As we discuss teaching technology to kids, we can often operate under the potentially faulty assumption that what we believe to be true is a widely held point of view. In reality, for any hypothesis that are often well-reasoned arguments both for and against a position. At that point, it becomes necessary to conduct an experiment to show whether the argument is demonstrably true or false. One of the key challenges with show me the data when it comes to kids education is that it becomes increasingly difficult to course correct at the point the conclusion emerges decades later. At the point, we are expecting our children to hit the ground running; we may realize that they don’t have skills that are currently in demand for most employers.
For example, if the argument is that we should teach kids how to build with technology so they can make an impact on the world when they are professionals then if someone takes the counterfactual; then that adult who is now currently a kid is going to be playing lots of catch up. One could argue that we have already seen this play out with recent college graduates. There are those who did not study technology related fields as undergraduates. At some point, there was a realization that these skills were important. As a result, a bunch of adult ‘learn to code’ bootcamps popped up to fill this gap. Unfortunately, the expectations did not quite match reality.

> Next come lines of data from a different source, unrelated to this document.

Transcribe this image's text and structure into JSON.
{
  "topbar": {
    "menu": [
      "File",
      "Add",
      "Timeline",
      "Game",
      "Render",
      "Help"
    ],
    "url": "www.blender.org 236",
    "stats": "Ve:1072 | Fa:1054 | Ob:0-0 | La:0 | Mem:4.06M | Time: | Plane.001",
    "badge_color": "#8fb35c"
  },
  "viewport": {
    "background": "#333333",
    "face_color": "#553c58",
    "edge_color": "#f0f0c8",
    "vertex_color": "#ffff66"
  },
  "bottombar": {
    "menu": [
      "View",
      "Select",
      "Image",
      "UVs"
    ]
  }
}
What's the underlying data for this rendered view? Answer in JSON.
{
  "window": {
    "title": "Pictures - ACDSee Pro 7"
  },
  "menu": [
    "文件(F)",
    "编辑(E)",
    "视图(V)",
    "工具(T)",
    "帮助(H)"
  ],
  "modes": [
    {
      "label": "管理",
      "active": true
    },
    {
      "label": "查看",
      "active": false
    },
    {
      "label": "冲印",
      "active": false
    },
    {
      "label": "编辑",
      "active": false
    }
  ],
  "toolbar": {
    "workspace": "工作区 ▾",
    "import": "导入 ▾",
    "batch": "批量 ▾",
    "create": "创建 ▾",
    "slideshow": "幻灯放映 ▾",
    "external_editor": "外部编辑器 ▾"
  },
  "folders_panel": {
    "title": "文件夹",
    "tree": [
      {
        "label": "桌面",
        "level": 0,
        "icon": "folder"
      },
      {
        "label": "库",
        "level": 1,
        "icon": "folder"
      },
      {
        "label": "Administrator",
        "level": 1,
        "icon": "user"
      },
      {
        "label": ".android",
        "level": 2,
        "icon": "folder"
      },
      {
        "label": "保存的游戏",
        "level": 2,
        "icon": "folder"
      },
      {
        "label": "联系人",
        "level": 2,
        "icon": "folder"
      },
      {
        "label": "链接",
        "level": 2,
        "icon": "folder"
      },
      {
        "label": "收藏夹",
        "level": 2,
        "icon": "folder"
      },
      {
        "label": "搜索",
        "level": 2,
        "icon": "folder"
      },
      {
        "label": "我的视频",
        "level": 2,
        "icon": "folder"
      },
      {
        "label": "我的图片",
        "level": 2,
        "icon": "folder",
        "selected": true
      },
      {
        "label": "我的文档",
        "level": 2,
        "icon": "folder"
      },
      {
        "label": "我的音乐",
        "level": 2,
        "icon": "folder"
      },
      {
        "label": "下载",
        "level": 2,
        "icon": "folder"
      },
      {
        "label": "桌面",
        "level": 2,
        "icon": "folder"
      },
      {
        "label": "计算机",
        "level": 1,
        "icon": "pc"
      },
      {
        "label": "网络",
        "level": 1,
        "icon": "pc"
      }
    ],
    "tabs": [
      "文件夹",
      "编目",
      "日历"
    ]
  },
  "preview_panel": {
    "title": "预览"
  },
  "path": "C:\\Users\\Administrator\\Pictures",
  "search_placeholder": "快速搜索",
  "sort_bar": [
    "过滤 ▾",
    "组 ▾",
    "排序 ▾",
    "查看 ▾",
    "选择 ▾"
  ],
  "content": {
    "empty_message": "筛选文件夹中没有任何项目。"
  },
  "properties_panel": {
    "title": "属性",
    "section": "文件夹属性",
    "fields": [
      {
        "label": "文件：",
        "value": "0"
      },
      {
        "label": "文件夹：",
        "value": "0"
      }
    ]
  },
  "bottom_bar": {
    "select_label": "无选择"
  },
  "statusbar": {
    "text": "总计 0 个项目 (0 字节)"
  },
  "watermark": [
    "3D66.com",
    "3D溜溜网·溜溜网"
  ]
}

Many bootcamps overpromised and underdelivered on the ability to quickly develop a skillset that can take years of educational investment.
More recently, a new breed of technology institutions have launched and are rapidly growing which are moving from a short duration, high tuition model to one in which the education takes longer, albeit still accelerated, and the payment is deferred. In essence, these organizations are willing to share the risk that they can help develop a student’s skills to such a level that they will ultimately receive the deferred tuition once the student lands a well paying job in technology.
The inherent challenge with both of these models is that they are going back to shore up a deficient skill. As a result, there needs to be a laser focus on technical skills that are needed right now versus over the balance of a career. In addition, there is also quite a bit of educational debt that must also be repaid before these skill changers are able to achieve the American Dream. The reality is, for some subset of the population, it’s not realistic to level up their skills if they need to stay current on their bills.
On the other side of the coin is the idea that it is better to invest in developing technology skills gradually over time. In this state of the world, if tech continues its economic and professional dominance, the child who will eventually become an adult will be well prepared professionally. This would seem to be the more rational and logical approach. However, as we previously discussed, it can be pretty hard for people to effectively plan for the long term especially if they aren’t quite sure that technology is going to be a useful skill.
Perhaps, there is a 3rd approach that recognizes the longer term impact of technology while also providing the right preparation without parents feeling as though they are pigeonholing their kids into a career in technology. As we see it, technology is the most efficient and effective platform to positively impact the world across a wide variety of industries. However, specific technologies are notoriously fickle and can often change quite dramatically in a very short period of time. Raise your hand if you predicted the meteoric rise of cryptocurrency?
In essence, what should be valued most with kids education is a focus on creative problem solving. We believe that those who are able to develop this skill will be most successful going forward. Utilizing technology as a platform for this learning and development is our preferred approach at Digital Adventures. However, what is most important is that this skill is cultivated in kids over the long term as this will allow kids to learn, unlearn and relearn as they progress throughout their careers.